Plutora Blog - Test Environment Management
Reduce CAPEX for Testing Environments with PlutoraReading time 4 minutes
Almost every large enterprise faces a similar challenge: you’ve moved to cloud-based environments, now how do you achieve some level of elasticity? How do you squeeze more results out of the hardware resources you have? How do you reduce CAPEX for testing environments?
Whether you are using a public cloud or a private cloud the ability to dynamically scale resources as needed is the goal. Ideally, your QA environment only needs to exist for a few hours or a few days while a particular project is being tested. Cloud computing coupled with infrastructure automation makes it easy to scale up and scale down resources as needed, and this is how many companies run infrastructure in 2015 – you scale to meet demand.
For companies investing in third-party clouds this ability to be more “dynamic” has made it possible for many to shift form CapEx to OpEx and make use of public or shared clouds.

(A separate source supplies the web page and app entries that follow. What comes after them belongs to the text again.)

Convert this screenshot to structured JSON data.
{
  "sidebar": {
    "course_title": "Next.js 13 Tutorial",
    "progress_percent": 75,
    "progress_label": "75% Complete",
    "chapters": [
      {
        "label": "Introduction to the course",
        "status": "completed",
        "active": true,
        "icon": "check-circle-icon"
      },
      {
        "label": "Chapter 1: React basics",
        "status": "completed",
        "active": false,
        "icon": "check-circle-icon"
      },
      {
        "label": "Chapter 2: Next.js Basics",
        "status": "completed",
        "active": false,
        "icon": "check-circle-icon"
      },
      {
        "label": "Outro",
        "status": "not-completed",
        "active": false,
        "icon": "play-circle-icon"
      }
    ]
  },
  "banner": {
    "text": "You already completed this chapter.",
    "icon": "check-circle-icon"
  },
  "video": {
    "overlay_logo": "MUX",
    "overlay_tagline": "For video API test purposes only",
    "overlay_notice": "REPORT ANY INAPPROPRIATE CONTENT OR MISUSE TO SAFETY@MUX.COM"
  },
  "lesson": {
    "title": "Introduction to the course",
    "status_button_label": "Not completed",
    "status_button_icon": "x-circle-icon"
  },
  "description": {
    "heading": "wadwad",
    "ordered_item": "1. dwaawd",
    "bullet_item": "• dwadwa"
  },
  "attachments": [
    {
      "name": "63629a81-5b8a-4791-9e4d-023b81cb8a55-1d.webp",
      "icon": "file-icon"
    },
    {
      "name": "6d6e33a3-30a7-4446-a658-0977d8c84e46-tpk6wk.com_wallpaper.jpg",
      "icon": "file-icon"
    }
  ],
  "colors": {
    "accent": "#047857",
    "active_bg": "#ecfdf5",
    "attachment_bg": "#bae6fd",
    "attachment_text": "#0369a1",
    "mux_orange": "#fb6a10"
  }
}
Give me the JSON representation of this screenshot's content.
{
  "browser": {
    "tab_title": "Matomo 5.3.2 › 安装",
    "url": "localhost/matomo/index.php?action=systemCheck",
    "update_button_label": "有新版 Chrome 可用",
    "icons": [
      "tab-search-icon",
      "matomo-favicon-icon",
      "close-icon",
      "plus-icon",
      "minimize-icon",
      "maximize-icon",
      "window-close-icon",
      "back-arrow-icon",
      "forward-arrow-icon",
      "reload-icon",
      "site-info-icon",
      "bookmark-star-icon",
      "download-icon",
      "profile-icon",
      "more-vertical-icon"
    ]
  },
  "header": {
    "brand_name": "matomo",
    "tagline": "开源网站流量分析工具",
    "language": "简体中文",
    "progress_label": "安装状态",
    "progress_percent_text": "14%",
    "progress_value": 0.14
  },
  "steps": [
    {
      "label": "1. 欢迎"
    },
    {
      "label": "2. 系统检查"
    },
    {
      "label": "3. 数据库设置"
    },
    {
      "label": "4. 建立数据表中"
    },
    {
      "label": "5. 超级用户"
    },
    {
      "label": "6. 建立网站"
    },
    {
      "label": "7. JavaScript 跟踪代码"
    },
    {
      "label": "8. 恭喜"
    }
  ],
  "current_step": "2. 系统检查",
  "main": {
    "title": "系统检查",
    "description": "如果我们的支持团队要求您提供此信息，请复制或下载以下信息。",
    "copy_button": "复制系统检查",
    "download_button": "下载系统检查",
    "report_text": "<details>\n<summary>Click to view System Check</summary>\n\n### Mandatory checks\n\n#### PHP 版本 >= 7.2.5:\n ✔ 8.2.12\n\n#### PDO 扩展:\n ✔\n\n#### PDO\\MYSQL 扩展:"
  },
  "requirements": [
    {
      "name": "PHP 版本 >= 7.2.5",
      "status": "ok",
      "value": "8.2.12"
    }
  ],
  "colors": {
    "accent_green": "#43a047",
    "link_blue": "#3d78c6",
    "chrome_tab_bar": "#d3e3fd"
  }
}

Instead of purchasing real hardware (CAPEX) many companies have grown used to capacity on-demand. This isn’t to say that the days of buying hardware are over, the largest companies continue to purchase hardware, but more and more and becoming used to the concept of leveraging third-party clouds.
Solve the Achilles' Heel of Software Delivery. End test environment headaches in just 4 weeks. Starting at $25K.Learn More
The Reality: Throwing Hardware at the Problem
That’s the success story of cloud computing. The present reality for non-production environments is another story altogether. Many companies that approach us for help with environment management have long-lived testing and integration environments some of which sit unused most of the time. They are running five or six full environments all the time and they are rarely using more than one or two at any given time.
Spinning up new environments as needed doesn’t often work in a large enterprise. It isn’t a quick process. Databases need to be populated with proper test data, multiple systems need to be configured simultaneously, and for the largest systems in the industry the stars have to be uniquely aligned for an environment to be ready for a test.
Companies will over-provision hardware and run multiple environments because they lack the necessary tools to facilitate planning. There’s no central Gantt chart or calendar to track environment availability, and instead of playing “air traffic control” for environments companies just over-provision. At a company not making use of a public cloud this means that teams and making a large capital requests for servers that will sit idle for 90% of the time despite the fact that they are often deployed on a private cloud.
Identify Efficiencies and Control Costs with Plutora
At some point during the year or the quarter, the business asks teams to submit capital requests for hardware, and the teams that don’t use Plutora continue to ask for more hardware than they need. On some of these projects, this can be a significant expenditure. Over time the business starts to recognize that teams using Plutora are doing more with less. This is because the teams using Plutora are able to predict demand and model conflicts and capacity needed to support multiple work streams. Instead of making environment capacity a problem for the budget, project managers and release managers can consult with environment managers on a shared model of capacity.
When we say that Plutora helps control CAPEX it’s because we’ve seen the result in the customers we’ve worked with. At the largest companies in the industry we’ve seen hundreds of thousands of dollars in capacity saved after environment managers gained simple visibility into how projects and release schedules drive demand. If you are trying to squeeze more out of your IT budgets, Plutora is a quick win. It’ll give your environment managers a view of systems they’ve never had before and it is has been developed to shine a light on waste.